Rick Ricart’s suburban Columbus, Ohio car dealership has been family-owned for nearly seven decades, but during that lengthy stretch of time, Ricart Automotive had never partnered with an athlete at any level to be a pitch person for its vehicles.
Earlier this year, however, after Texas high school star quarterback Quinn Ewers announced he would forgo his senior year at Southlake Carroll and enroll at Ohio State University, Ricart had the means to contact Ewers’ father, Curtis, and pitch a business deal.
“I thought to myself, ‘This is the No. 1-rated recruit in the history of (Ohio State),” says Ricart. “With a generational talent, and the potential that (Ewers) has and what he can do for this city — national championships, Heisman Trophy race, and the impact he can have on the community with his influence and his outreach… He’s a good representation for our brand and the university.”
Ewers, 18, has yet to take a snap for the Buckeyes this season, and is below starter C.J. Stroud, and Buckeye quarterbacks Kyle McCord and Jack Miller III on the depth chart. But Ricart says after the NCAA changed its rules on name, image and likeness (NIL) policies earlier this year — allowing college players to profit from NIL deals — he took the leap to try and capitalize on a unique partnership opportunity.
“I said, ‘What does Quinn drive?’” says Ricart, referring to the phone call with Ewers’ father. “‘How would he like to drive a 2020 Ford F-250 when he gets to Columbus?’ I offered Quinn the use of the vehicle for three years.”
Ewers, in turn, agreed to partner with Ricart Automotive, and in late August, Ricart posted to his Twitter account a video of him and his new pitchman driving around in Ewers’ shiny white Ford pickup. Ricart even dons a wig in the clip to match Ewers’ now-famous blond mullet.
The Ricart Automotive partnership is just one example of what the future looks like, from a business perspective, for amateur athletes, after decades of NCAA policy prevented college stars from being able to monetize their NIL rights. A Supreme Court ruling earlier this summer opened the door to massive change for amateur athletes and how they’re compensated. And while business owners like Ricart are entering a brave new endorsement world — Ricart calls it the “wild west” — forging deals now while the NIL market is still in its infancy may be the smarter strategy.

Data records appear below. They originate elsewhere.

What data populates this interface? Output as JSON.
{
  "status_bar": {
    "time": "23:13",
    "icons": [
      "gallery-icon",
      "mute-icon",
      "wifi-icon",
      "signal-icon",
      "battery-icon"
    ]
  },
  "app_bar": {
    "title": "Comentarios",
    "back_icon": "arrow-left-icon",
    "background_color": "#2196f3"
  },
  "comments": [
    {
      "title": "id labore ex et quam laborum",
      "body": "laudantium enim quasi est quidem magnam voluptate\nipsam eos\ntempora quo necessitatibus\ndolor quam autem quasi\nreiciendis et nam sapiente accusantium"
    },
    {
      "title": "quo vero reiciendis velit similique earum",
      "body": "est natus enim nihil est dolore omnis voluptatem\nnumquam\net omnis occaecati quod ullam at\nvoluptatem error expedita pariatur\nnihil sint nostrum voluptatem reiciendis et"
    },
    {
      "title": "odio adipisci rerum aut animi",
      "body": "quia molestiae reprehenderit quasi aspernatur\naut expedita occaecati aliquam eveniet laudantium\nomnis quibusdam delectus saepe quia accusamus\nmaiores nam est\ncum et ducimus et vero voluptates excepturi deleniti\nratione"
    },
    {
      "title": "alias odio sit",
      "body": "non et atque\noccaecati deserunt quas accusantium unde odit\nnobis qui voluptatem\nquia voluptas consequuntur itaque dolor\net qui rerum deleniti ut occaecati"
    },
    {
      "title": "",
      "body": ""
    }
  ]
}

“Who knows where the NIL market will go? Some players are only willing to do one-year deals,” says Ricart. “But come the offseason and an opportunity arises, big auto manufacturers get involved, the local dealer might get washed out.”
Ewers chose to give up his senior high school season since Texas state laws prohibit high school athletes from profiting off NIL deals. According to OSU’s profile of Ewers, he’s the school’s highest-rated recruit in the modern era, which means from 2000 to present. While he was a high school junior, Ewers threw for 2,442 yards and 28 touchdowns in eight games, and led his Dragons team to the 6A state championship game.
“These athletes are the cream of the crop, players that have the recruiting grade, beyond-the-field performance, the social media following,” says Ricart. “From a marketing standpoint, these will be desirable individuals for companies that want to partner in the future.”
According to ESPN, Ewers had signed three NIL deals by the end of August alone, including a reported $1.4 million pact with GT Sports Marketing. Although Ricart Automotive would not disclose the financial figures for its deal with Ewers, the business relationship has already paid off in the short term, Ricart says. The dealership was able to partner with Ewers’ OSU teammates, freshman running back TreVeyon Henderson, and junior wide receiver Garrett Wilson.
“Definitely getting our foot in the door and at least establishing that initial relationship (with Ewers) has already proven to have some of those residual effects,” says Ricart.
Ewers, Henderson and Wilson have a combined 95,000-plus Twitter followers, one layer of many marketing strategies Ricart says a business needs to consider when formulating these partnerships.
“I sat down and thought, ‘What makes sense for a car dealership to truly do a partnership like this from a business standpoint?’ There’s media attention, social media posts,” says Ricart. “You almost have to think about it as the level of influence and marketing and what the growing rate would be. What’s the value of the vehicle, the value of appreciation, and the return on that investment when it comes back to us?”
And there is the gamble a business takes on the individual athlete, as well. Ricart says Ewers checked off all the important points in the character department. Now it’s a wait and see game, and what the young quarterback may achieve on the gridiron when that chance finally comes.
“I knew it would be a waiting game with Quinn. But at the same time, to be able to form a partnership with him early, help build his brand, and have him start being able to do good things in the city and community is important,” says Ricart. “A lot of companies are sitting back watching the (NIL) storm unfold. We decided to saddle up, jump in the middle of it. I’m going to ride this thing out, and have a whole lot of fun.”
Social Media Executive